Anxiety grips investors ahead of election verdict
With counting of votes for the ensuing national elections due May 16, and no party or group seen emerging clear winner, Indian stock markets are once again edgy, in a repeat of volatile trading witnessed during the similar situations in the past.india Updated: May 14, 2009 13:14 IST
With counting of votes for the ensuing national elections due May 16, and no party or group seen emerging clear winner, Indian stock markets are once again edgy, in a repeat of volatile trading witnessed during the similar situations in the past.
The sensitive index (Sensex) of the Bombay Stock Exchange (BSE), often described as the barometer of Indian equities, rose nearly 10 percent in the nine straight weeks ended May 8, to make it the longest weekly rally since July 24, 2006. But trading has turned volatile thereafter.
There is a distinct sense of disquiet among the investors, because of which the 30-share key index has been fluctuating wildly in a range of more than 650 points, or over 5 percent, this month.
The only saving grace for the weak-hearted, speculators and analysts maintained, is that May 16, when the votes will be counted, is a Saturday, when stock markets across the country will remain shut.
Nothing reflects the fluctuation better than the India Volatility Index of the National Stock Exchange (NSE).
This index, which measures markets expectations of volatility over the near term, stood at a whopping 50.73 points May 13. Typically, a level of 25-30 points reflects stability and anything above 35 points indicates risk.
"The market becomes edgy whenever there is uncertainty," said Avinash Gupta, assistant vice president with leading brokerage Bonanza. "This does not immediately end with the formation of a government.

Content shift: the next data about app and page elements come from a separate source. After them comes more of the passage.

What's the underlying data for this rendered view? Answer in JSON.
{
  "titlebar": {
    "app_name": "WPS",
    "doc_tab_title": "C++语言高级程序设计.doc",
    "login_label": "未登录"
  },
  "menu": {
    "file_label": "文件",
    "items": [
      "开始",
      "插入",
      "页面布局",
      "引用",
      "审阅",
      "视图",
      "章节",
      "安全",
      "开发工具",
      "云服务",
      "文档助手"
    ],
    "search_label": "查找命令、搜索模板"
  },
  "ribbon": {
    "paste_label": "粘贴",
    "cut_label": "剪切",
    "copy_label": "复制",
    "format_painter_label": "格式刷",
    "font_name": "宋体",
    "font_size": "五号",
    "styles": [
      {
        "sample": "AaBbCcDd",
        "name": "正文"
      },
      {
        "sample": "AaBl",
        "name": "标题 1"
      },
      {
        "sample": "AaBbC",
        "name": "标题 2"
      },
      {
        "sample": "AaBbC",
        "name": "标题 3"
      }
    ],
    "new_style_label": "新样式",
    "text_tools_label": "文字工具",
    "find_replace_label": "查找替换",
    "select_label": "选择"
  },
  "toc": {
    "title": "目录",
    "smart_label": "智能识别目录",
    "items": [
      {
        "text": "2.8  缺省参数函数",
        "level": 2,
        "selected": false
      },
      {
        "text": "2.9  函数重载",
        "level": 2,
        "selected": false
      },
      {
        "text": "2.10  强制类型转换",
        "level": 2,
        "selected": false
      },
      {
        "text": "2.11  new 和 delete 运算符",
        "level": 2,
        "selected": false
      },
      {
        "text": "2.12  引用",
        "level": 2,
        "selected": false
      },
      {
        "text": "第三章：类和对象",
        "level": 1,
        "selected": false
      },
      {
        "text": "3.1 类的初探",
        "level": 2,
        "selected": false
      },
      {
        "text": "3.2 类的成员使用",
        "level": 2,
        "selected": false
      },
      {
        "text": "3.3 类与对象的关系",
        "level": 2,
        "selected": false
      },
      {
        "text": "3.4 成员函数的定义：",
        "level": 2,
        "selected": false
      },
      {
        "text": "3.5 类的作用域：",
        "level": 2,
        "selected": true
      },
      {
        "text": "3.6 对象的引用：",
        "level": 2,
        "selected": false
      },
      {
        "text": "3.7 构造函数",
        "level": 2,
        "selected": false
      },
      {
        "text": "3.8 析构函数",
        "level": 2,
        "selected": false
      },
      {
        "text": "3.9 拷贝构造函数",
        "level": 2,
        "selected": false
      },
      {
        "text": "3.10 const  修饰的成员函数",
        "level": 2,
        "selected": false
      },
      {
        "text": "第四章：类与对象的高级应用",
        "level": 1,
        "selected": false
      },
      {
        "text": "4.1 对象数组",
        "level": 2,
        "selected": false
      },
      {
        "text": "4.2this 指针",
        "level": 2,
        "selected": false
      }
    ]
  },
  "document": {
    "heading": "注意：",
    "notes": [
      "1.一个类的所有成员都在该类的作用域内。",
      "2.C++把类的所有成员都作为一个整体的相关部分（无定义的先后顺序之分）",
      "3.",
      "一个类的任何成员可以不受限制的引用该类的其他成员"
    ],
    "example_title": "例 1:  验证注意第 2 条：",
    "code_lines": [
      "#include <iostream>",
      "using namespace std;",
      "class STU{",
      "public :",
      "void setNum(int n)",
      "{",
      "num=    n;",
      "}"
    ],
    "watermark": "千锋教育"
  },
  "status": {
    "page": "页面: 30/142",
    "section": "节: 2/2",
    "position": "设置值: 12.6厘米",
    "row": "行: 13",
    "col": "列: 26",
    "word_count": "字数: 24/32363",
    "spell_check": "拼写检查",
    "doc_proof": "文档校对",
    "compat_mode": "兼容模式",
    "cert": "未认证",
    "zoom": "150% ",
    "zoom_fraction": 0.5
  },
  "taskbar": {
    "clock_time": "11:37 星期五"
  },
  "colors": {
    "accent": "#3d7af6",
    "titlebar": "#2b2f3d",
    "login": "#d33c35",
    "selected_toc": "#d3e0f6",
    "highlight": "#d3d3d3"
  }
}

The agenda of coalition partners also concerns the market," Gupta told IANS.
Picture this: In October 1999, when the National Democratic Alliance (NDA) returned to power after a snap poll, the Sensex fell about 7.5 percent primarily on fears that then prime minister Atal Bihari Vajpayee may not be able to hold the new coalition together. The previous alliance, after all, had collapsed abruptly.
Then in May 2004, on the eve of the United Progressive Alliance (UPA) taking over the reins, the key index plummeted 15.7 percent, as investors were rattled that the NDA - which by then was seen as investor friendly - would not return to power.
"Such high volatility is usually the doing of speculators and hedge funds who do event-based trading for a fast buck. Uncertain political situation is a chance to capitalise on investor fears," said Jagannadham Thunuguntla, equity head at SMC Capitals.
Agreed Amit Mitra, secretary general of the Federation of Indian Chambers of Commerce and Industry (FICCI), who said there was a major difference between how the corporate sector viewed elections and how the market investor looked at it.
"Corporates look at fundamentals and long-term policy stability, while secondary market players tend to view the short-term gains or losses. For speculators, even a short-term period of uncertainty can cause nervousness," Mitra told IANS.
"Naturally this time, when the Congress says it will be a close call, the Bharatiya Janata Party says it will be touch-and-go and the Third Front says it will try to form a government of its own, there is that bit of short-term concern."
This explains the reason behind the current volatility, where there is no clear signal yet on which coalition will form the next government, raising questions over stability and continuity in governance and policies - at least for speculators.
"History suggests that as long as a stable coalition comes to power, the impact on sentiment and activity is likely to be positive," said Tushar Poddar, vice president for Asia Economics Research with leading consultancy Goldman Sachs.
"A lower probability event in our view is that the election outcome is seen as unstable due to a fractured mandate. Such a result would be negative for policy-making and for markets in the short-term."
Echoing similar sentiments, Gupta is more forthright and says the worst fears for the markets is the Third Front coming to power, with the active backing of Left parties.
"It would jolt the market badly," he said. "The Left is expected to hamper reforms."